(Excerpts from a dataset)

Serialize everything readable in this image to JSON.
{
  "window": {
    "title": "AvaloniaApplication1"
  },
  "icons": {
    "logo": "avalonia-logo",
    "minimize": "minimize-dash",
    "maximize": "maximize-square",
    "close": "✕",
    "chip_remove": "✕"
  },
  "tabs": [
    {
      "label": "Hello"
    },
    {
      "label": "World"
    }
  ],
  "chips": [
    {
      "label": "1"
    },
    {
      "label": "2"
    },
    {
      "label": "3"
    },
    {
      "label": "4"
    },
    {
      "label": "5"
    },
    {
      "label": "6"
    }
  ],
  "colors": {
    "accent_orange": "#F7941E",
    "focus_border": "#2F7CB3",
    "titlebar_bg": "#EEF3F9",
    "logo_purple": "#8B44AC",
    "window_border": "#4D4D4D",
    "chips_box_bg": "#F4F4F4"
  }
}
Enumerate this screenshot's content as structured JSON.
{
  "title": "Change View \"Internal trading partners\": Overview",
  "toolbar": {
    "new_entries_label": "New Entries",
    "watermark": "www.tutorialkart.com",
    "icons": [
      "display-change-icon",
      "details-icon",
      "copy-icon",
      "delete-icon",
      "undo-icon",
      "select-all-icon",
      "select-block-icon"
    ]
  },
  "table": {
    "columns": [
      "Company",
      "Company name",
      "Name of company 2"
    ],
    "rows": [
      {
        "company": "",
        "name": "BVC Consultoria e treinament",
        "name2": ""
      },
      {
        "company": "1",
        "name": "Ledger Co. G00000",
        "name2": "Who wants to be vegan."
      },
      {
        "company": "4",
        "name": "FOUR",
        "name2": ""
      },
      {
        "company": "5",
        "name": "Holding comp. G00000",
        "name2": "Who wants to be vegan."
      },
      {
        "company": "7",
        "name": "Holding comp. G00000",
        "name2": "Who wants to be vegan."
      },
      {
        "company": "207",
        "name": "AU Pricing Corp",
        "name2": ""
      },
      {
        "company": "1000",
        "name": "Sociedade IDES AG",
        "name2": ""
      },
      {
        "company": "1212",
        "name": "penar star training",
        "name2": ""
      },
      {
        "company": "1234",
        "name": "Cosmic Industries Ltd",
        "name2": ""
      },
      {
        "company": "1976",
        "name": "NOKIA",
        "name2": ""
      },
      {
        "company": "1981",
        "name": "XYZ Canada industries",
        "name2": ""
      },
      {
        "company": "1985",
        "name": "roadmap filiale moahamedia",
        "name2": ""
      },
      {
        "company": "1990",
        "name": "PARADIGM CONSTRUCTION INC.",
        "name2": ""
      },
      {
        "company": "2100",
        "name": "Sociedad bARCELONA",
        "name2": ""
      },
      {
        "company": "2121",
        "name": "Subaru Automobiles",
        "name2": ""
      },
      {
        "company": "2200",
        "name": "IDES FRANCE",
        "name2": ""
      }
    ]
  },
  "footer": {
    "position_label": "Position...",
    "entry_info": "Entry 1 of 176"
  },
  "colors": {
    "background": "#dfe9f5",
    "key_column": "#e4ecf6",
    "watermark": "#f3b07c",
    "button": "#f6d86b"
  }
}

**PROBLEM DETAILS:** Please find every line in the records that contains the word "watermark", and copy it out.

**TASK OUTPUT:**
    "watermark": "www.tutorialkart.com",
    "watermark": "#f3b07c",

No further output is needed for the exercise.